While there is widespread recognition of global health failures when it comes to infectious disease outbreaks, there is little discussion on how policy-makers and global health organizations can learn to better prepare and respond. Serious games provide an underutilized tool to promote learning and innovation around global health crises. In order to explore the potential of Serious Games as a policy learning tool, Global Affairs Canada, in collaboration with the Department of National Defense and academic partners, developed and implemented a matrix game aimed at prompting critical reflection and gender-based analysis on infectious disease outbreak preparedness and response. This commentary, written by the core development team, reflects on the process and outcomes of the gaming exercise, which we believe will be of interest to others hoping to promote innovative thinking and learning around global health policy and crisis response, as well as the application of serious games more broadly.
Participants reported, through discussions and a post-game survey, that they felt the game was reflective of real-world decision-making and priority-setting challenges during a crisis. They reflected on the challenges that emerge around global health co-operation and outbreak preparedness, particularly noting the importance of learning to work with private actors. While participants only sporadically applied gender-based analysis or considered the social determinants of health during the game, post-game discussions led to reflection on the ways in which equity concerns are put aside during a crisis scenario and on why this happens, offering critical learning opportunities.
Matrix games provide opportunities for policy-makers and health professionals to experience the challenges of global health co-operation, test ideas and explore how biases, such as those around gender, influence policy-making and implementation. Due to their flexibility, adaptability and accessibility, serious games offer a potentially powerful learning tool for global health policy-makers and practitioners.
A post-game survey indicated that participants were generally impressed by the utility of matrix games in foreign policy planning and development in general, and for thinking about how Global Affairs Canada might respond to a global pandemic in particular.
By playing the game, participants felt they better understood the issues and challenges involved, with regard to both global health and security issues and gender-based analysis.

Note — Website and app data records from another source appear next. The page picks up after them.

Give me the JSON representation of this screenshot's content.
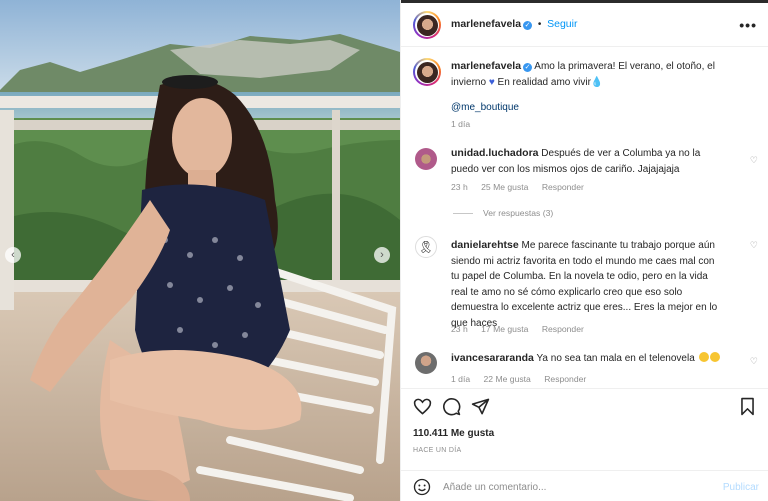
{
  "post": {
    "author": "marlenefavela",
    "follow_label": "Seguir",
    "more_label": "•••"
  },
  "caption": {
    "username": "marlenefavela",
    "text_1": "Amo la primavera! El verano, el otoño, el",
    "text_2": "invierno",
    "text_3": "En realidad amo vivir",
    "mention": "@me_boutique",
    "age": "1 día"
  },
  "comments": [
    {
      "username": "unidad.luchadora",
      "line_1": "Después de ver a Columba ya no la",
      "line_2": "puedo ver con los mismos ojos de cariño. Jajajajaja",
      "age": "23 h",
      "likes": "25 Me gusta",
      "reply": "Responder"
    },
    {
      "username": "danielarehtse",
      "line_1": "Me parece fascinante tu trabajo porque aún",
      "line_2": "siendo mi actriz favorita en todo el mundo me caes mal con",
      "line_3": "tu papel de Columba. En la novela te odio, pero en la vida",
      "line_4": "real te amo no sé cómo explicarlo creo que eso solo",
      "line_5": "demuestra lo excelente actriz que eres... Eres la mejor en lo",
      "line_6": "que haces",
      "age": "23 h",
      "likes": "17 Me gusta",
      "reply": "Responder"
    },
    {
      "username": "ivancesararanda",
      "line_1": "Ya no sea tan mala en el telenovela",
      "age": "1 día",
      "likes": "22 Me gusta",
      "reply": "Responder"
    }
  ],
  "view_replies": "Ver respuestas (3)",
  "likes_count": "110.411 Me gusta",
  "post_date": "HACE UN DÍA",
  "add_comment": {
    "placeholder": "Añade un comentario...",
    "publish": "Publicar"
  },
  "icons": {
    "nav_prev": "chevron-left-icon",
    "nav_next": "chevron-right-icon",
    "like": "heart-icon",
    "comment": "comment-bubble-icon",
    "share": "paper-plane-icon",
    "save": "bookmark-icon",
    "emoji": "smiley-icon"
  },
  "colors": {
    "link_blue": "#0095f6",
    "verified_blue": "#3897f0",
    "muted": "#8e8e8e"
  }
}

For another recent game on the value of matrix games in exploring pandemic preparedness, see our report on Gaming African Swine Fever.